▸ Problem: Scan the material below for the word "boris", then copy every line in which it appears.

◆ ◆ ◆ ◆

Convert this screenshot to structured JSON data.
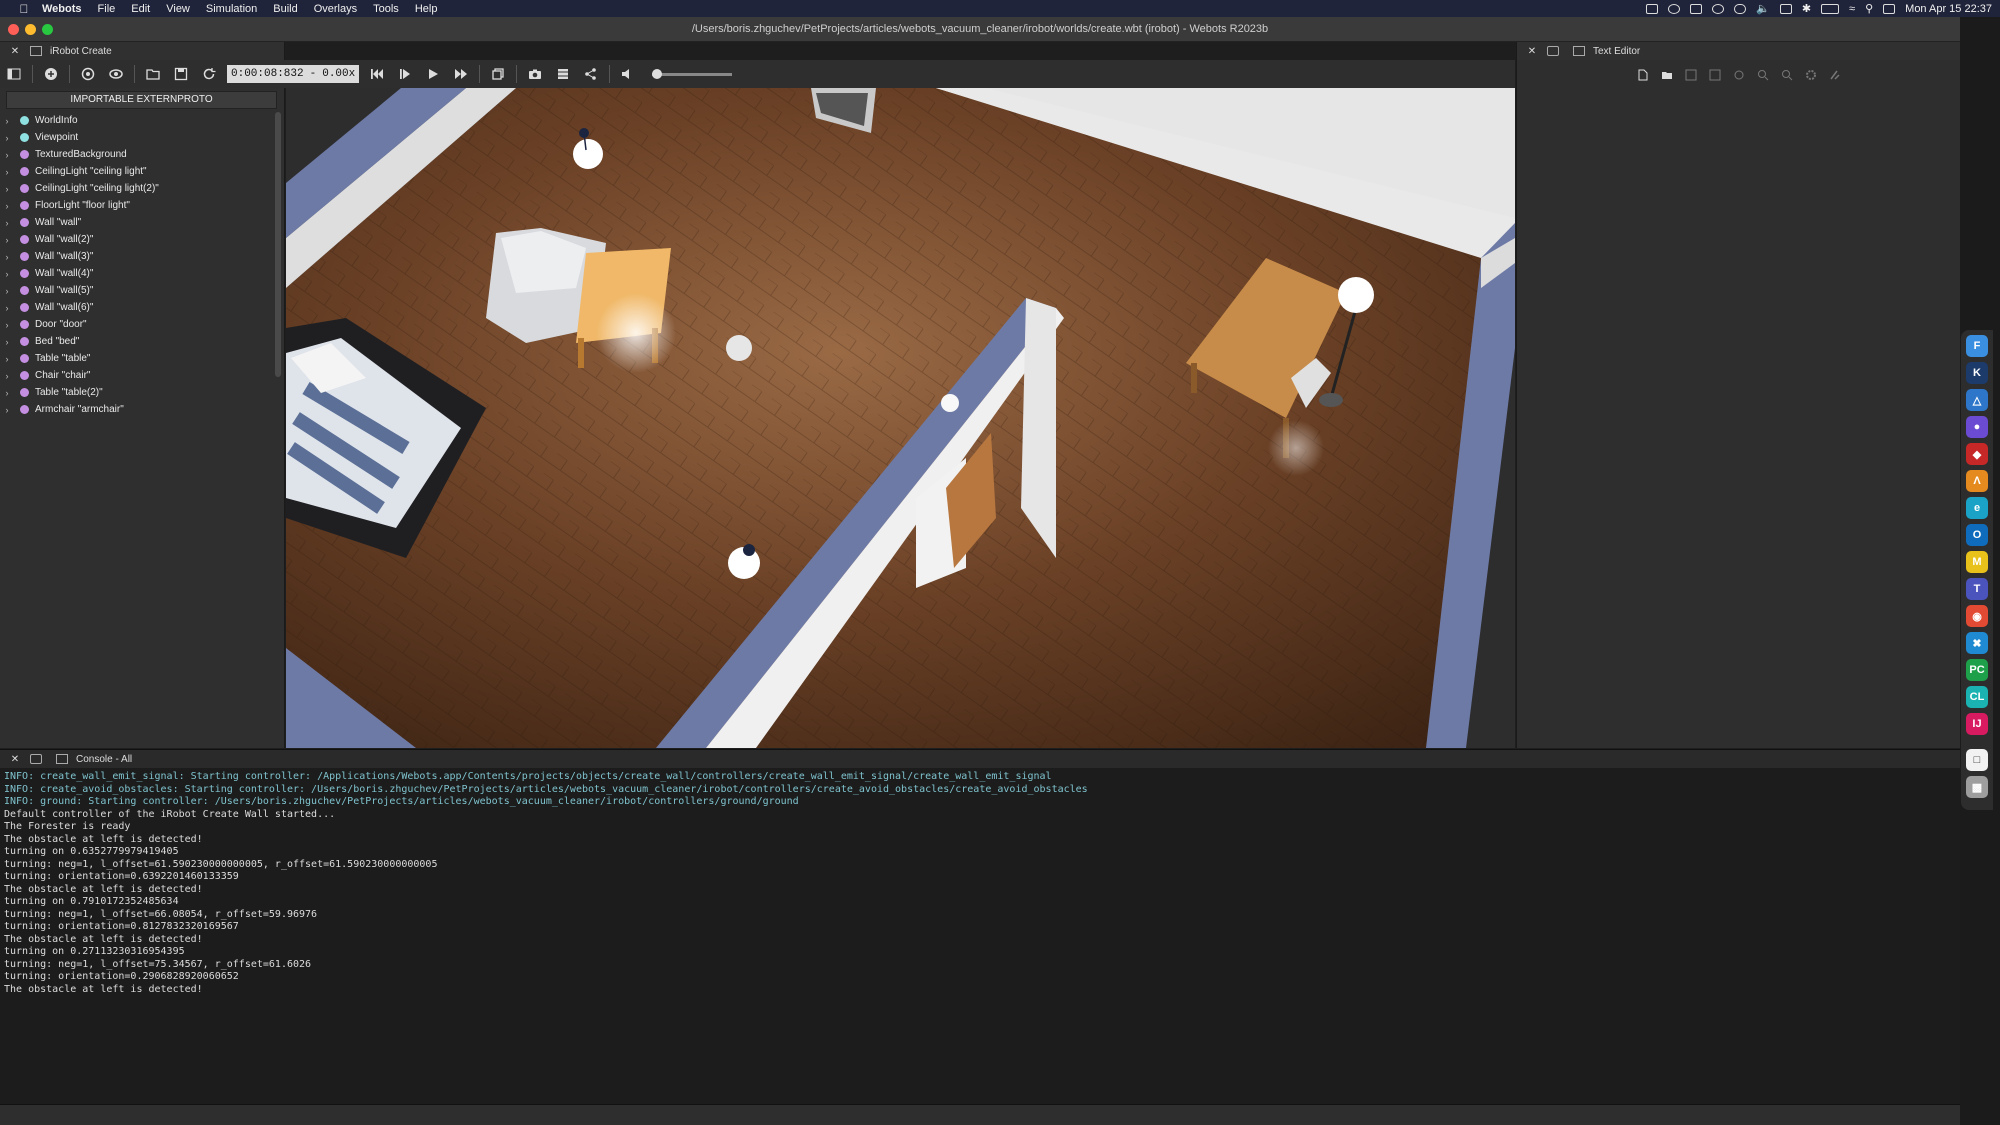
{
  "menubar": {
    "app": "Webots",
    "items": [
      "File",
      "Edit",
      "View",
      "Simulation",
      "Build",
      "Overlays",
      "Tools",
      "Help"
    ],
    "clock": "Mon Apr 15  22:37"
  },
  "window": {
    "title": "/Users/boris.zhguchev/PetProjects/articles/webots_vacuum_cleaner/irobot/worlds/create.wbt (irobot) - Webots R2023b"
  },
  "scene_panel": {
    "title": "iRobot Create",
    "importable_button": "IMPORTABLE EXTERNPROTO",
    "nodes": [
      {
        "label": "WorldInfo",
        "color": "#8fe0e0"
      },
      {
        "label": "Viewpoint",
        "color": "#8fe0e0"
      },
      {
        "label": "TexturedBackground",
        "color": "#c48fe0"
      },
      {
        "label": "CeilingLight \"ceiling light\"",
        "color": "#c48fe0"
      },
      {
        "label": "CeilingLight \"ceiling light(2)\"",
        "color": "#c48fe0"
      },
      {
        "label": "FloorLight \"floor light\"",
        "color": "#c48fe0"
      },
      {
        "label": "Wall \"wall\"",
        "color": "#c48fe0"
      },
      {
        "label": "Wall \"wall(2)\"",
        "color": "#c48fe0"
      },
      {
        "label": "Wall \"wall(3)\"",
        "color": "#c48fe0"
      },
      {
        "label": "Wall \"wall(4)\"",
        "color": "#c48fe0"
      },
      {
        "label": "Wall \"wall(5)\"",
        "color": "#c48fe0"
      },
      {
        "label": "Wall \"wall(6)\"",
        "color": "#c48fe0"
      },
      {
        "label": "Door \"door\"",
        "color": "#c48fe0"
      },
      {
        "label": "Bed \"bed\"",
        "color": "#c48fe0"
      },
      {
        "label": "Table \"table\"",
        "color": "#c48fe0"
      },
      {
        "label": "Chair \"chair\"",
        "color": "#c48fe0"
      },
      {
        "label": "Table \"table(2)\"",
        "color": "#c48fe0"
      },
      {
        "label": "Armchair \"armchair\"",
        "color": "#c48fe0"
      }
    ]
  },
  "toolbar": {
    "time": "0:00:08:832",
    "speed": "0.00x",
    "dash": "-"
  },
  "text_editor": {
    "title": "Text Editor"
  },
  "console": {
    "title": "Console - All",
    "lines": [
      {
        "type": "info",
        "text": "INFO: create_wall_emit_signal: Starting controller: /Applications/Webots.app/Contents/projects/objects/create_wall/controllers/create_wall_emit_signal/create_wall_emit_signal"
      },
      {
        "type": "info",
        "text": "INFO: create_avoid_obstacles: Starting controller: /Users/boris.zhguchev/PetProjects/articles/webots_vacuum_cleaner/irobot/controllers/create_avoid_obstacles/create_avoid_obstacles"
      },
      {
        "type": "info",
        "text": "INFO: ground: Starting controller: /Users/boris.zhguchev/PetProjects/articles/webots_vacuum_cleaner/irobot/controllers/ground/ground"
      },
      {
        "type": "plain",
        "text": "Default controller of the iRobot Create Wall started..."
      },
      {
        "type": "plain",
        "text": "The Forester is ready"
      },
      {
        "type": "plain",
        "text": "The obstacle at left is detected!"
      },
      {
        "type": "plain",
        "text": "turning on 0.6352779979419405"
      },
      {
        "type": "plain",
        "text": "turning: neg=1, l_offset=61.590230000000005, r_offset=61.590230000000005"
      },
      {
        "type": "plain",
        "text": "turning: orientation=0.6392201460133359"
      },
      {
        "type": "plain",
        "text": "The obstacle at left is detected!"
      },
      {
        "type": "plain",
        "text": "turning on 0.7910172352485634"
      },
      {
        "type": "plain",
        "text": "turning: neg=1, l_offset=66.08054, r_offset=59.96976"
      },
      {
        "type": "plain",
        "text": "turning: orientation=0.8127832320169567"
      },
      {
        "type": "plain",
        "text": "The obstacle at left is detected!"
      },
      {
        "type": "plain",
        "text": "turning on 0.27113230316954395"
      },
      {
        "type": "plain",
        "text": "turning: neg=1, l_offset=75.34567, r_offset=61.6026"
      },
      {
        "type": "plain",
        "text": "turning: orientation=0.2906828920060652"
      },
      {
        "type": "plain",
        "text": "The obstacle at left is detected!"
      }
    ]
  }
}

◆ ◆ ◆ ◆

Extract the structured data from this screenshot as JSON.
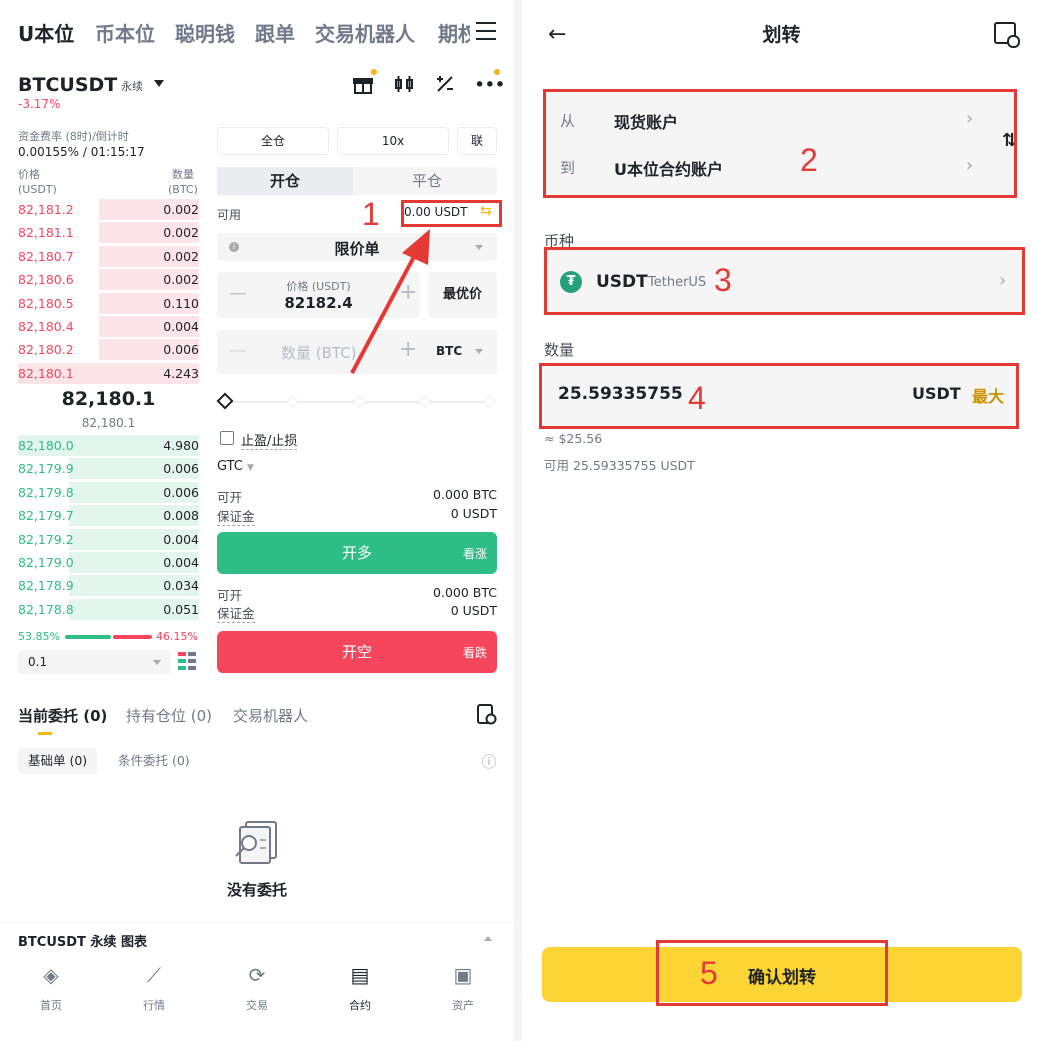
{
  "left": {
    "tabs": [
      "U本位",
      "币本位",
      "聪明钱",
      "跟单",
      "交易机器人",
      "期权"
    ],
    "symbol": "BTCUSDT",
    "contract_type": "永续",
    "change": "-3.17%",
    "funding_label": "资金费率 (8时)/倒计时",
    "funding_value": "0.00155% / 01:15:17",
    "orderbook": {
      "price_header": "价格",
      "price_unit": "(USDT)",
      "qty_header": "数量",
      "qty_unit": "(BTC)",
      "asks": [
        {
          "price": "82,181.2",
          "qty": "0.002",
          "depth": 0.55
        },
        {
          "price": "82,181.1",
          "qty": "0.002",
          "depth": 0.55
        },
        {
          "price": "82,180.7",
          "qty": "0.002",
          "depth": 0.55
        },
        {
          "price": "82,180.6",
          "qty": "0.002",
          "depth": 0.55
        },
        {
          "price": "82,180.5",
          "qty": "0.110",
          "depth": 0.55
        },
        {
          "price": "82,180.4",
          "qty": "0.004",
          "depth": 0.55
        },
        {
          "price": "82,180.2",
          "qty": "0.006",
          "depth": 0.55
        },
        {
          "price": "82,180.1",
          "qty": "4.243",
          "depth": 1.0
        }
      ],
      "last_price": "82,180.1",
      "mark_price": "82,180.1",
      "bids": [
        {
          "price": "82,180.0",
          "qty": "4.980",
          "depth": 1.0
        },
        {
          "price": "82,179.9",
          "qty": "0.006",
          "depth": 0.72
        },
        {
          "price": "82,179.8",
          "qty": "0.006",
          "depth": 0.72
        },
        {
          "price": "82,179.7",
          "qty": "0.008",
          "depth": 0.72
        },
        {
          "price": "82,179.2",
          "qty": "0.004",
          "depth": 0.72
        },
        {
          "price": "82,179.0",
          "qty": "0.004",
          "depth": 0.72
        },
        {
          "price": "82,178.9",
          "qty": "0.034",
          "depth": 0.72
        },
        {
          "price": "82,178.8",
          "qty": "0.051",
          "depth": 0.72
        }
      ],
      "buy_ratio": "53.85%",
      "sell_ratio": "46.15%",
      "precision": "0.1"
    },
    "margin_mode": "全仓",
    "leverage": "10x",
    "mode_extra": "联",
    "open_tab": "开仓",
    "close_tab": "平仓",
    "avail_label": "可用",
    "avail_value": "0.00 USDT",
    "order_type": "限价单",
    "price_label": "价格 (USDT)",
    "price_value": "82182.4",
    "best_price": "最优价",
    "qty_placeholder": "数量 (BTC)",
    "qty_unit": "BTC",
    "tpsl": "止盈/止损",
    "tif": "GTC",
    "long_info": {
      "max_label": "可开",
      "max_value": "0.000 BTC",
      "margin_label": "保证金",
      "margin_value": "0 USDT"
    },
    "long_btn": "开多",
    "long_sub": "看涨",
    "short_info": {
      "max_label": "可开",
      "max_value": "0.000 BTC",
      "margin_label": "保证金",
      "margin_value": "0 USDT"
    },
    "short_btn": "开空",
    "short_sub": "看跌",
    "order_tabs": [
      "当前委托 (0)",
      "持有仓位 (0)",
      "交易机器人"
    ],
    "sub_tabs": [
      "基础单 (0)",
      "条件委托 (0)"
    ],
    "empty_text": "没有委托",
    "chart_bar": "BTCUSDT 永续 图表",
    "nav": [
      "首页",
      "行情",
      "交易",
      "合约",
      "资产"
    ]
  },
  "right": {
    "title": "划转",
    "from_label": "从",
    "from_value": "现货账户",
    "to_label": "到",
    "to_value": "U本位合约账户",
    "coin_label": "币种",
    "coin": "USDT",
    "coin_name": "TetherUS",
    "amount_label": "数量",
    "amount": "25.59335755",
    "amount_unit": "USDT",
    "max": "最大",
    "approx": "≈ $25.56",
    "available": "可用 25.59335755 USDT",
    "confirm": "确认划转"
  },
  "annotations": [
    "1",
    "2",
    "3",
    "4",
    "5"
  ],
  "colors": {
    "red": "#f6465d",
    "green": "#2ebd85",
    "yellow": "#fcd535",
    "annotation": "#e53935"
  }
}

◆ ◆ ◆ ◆

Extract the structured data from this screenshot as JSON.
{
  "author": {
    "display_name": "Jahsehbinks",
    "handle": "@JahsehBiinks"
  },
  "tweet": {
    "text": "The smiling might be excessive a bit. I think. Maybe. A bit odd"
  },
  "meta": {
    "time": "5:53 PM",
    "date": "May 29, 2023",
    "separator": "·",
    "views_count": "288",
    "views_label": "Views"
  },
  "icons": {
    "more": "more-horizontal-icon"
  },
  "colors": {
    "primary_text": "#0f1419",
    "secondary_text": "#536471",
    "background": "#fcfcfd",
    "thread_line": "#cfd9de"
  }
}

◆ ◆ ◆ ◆

▸ Problem solution:
    "title": "/Users/boris.zhguchev/PetProjects/articles/webots_vacuum_cleaner/irobot/worlds/create.wbt (irobot) - Webots R2023b"
        "text": "INFO: create_avoid_obstacles: Starting controller: /Users/boris.zhguchev/PetProjects/articles/webots_vacuum_cleaner/irobot/controllers/create_avoid_obstacles/create_avoid_obstacles"
        "text": "INFO: ground: Starting controller: /Users/boris.zhguchev/PetProjects/articles/webots_vacuum_cleaner/irobot/controllers/ground/ground"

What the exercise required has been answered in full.